A look at three blunders with the seamstress, the translator, and me
Picture it: me – an English speaker, a friend who speaks English and Malayalam, her mother who speaks Malayalam and Hindi, a seamstress who only speaks Hindi. While trying to get a blouse stitched (the shirt thing-y that goes under a sari), I had a chuckle to myself as I was in the position of so many of my clients. For once, I was the one not “in the know.” I took this rare opportunity to be a fly on the wall of a situation in which I was the cause of the cultural blunders.
I removed my shoes AFTER entering the home.
While I know shoes are never worn in most Indian and Indian-American homes, I allowed my surroundings to cloud my awareness. It’s easy to remember the cultural cues when you are living in that culture, but it’s completely another to straddle the line of “here” and “there.” One tip is to do what I call a quick “culture check.”
If I know I have a meeting with someone from another country, I try to remind myself of the most important greetings. If I’m engaging with a new culture with which I have limited experience, I watch others around me. Graciously offer for someone else to speak or act first. Not only do you seem meek and nice, you also gain the added advantage of “going second.” Once inside the home, I quickly kicked off my shoes and did a quick “Namaste, Auntie*!” to the seamstress. Crisis averted.
I didn’t match the seamstresses vocal tone.
When the seamstress wanted me to try on the blouse, I picked up on the social cue because she was handing it to me and pointing to a door off around the corner. But when I came out all smiles, excited that it fit, I was confused. She frowned, yelled and shook her head “no”. To be quite honest, I thought she was yelling at me!
After a quick mental check (blouse on correctly: check, pants zipped: check, everything in order: good to go), I had to ask my translator “Did I do something wrong?” I quickly discovered, much like Asian culture, craftsmanship is prided but the crafter is often modest and self-deprecating. I missed the cue to fawn over the blouse and reassure her just how perfect it was. Once I realized this blunder, I raised my voice and prided her in my very broken Hindi.
I tried to pay for all services before the job was completed.
I was quite pleased with the first blouse and had two more that needed to be made. When the topic of payment was broached, I offered to pay for the completed blouse and the two that she had yet to start. Thinking this a good idea, I handed the seamstress all of the money. She counted it, looked confused and gave me back the amount for the two blouses she would soon start. Imagine my surprise when the translator asked me with an apologetic look “Do you mind paying next time, when they are completed?” Of course not.

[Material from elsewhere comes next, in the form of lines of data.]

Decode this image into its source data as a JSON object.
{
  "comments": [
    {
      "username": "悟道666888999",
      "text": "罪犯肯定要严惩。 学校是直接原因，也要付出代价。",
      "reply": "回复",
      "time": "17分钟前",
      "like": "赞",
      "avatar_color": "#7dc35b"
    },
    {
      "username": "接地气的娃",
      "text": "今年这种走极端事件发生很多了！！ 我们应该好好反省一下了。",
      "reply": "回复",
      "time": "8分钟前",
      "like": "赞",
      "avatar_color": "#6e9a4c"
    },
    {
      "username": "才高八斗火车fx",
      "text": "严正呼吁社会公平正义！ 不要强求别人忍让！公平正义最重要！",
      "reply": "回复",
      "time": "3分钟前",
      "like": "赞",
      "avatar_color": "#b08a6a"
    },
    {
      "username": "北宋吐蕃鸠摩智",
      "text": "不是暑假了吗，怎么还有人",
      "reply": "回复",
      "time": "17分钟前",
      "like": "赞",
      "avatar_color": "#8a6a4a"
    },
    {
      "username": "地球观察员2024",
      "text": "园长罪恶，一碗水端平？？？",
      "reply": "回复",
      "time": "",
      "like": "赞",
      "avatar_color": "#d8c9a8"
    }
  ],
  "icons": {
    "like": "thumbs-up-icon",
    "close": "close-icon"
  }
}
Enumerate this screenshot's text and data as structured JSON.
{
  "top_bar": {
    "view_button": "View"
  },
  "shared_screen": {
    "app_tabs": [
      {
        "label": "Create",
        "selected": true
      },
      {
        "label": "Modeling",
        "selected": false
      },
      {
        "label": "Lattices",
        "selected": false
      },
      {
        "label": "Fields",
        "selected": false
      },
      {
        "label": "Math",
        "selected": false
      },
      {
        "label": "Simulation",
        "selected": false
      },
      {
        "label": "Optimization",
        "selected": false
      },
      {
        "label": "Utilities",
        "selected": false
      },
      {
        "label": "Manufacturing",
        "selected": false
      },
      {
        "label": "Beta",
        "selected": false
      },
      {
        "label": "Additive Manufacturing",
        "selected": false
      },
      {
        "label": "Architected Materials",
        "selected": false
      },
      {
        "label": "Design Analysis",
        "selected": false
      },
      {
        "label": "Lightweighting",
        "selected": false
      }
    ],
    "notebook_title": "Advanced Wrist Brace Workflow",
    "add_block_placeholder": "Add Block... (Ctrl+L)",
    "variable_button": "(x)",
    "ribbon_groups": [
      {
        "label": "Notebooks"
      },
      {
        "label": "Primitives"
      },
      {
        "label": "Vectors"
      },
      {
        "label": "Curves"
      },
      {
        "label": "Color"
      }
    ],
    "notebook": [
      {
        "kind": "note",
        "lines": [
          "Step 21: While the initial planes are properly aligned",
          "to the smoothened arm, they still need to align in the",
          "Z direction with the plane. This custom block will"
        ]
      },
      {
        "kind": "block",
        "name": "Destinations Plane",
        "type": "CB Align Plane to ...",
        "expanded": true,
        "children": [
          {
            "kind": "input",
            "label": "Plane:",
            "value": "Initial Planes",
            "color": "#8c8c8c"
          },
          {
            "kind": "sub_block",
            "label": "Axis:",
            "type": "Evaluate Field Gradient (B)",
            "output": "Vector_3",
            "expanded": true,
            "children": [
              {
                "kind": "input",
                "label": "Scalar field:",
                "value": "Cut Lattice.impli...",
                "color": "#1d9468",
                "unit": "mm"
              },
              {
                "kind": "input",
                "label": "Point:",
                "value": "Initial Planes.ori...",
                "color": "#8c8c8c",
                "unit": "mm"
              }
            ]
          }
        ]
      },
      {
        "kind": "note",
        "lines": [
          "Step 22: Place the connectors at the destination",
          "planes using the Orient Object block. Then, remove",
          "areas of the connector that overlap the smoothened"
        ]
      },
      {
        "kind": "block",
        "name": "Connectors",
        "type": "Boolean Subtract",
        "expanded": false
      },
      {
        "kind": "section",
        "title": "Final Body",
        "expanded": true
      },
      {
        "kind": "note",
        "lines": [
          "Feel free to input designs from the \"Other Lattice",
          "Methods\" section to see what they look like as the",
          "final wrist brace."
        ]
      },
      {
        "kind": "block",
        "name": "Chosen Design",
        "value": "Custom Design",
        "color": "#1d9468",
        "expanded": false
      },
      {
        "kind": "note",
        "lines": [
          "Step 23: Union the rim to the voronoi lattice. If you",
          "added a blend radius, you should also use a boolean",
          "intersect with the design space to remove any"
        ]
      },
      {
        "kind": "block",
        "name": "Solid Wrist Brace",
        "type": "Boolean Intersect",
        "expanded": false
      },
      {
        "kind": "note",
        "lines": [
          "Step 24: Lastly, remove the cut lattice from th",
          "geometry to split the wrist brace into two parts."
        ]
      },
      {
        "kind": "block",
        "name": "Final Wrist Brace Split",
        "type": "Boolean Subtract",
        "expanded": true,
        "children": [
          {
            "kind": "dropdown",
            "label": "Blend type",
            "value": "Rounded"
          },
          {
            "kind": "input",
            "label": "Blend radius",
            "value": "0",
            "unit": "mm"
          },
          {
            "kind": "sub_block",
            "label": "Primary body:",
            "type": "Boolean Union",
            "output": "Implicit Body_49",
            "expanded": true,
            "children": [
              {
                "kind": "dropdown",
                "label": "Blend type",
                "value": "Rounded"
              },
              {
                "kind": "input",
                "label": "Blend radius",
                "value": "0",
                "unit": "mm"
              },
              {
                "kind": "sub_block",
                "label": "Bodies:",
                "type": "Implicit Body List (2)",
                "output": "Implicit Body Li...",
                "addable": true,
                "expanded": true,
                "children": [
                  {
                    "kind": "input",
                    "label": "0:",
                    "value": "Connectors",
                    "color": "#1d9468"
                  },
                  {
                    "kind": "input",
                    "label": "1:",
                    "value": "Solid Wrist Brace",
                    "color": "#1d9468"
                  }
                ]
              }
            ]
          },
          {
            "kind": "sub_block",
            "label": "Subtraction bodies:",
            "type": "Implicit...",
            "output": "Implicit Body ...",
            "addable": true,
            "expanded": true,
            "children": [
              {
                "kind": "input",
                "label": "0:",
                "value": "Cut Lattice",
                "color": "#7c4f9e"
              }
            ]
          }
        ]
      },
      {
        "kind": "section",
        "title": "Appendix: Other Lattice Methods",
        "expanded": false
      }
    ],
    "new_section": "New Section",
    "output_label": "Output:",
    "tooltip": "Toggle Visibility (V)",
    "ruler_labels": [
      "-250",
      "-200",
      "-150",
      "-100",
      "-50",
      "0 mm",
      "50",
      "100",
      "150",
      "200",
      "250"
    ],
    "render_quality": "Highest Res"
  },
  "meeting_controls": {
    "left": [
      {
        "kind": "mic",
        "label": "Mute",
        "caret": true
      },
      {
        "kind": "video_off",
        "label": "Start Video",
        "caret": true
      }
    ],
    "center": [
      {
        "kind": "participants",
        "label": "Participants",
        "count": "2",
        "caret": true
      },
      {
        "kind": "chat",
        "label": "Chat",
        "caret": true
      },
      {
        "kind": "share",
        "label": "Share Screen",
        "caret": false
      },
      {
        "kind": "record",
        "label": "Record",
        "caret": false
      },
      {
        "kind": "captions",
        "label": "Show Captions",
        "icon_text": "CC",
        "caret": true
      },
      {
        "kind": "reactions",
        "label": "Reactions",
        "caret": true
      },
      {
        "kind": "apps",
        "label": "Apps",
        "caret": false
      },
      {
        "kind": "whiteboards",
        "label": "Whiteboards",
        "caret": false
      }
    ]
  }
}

Afterward, I had the chance to ask why she didn’t want the money in advance. Again, from my American point of view, payment in advance is a plus. And even without an iron-clad contract, I was confident that the work would be done well. Most companies urge you to close sales early, get contracts signed as soon as possible so you can begin billing! My translator explained the importance of me being satisfied. The seamstress only wanted me to pay if and when I was happy with the finished product. Talk about customer service!
(1) Even in America, there are opportunities to be culturally savvy. Take a trip to a local ethnic grocer or cultural event for a complimentary lesson on cultural understanding.
(2) While we can’t always put ourselves in another culture’s shoes, we can take a moment to think about alternate possibilities. Consider alternate scenarios and how they would play out.
(3) Don’t mistake yelling for anger. Many cultures (African, Middle Eastern and Indian) speak with raised voice in intimate settings.
*Polite way to address someone of Indian descent who is older (Auntie/Uncle)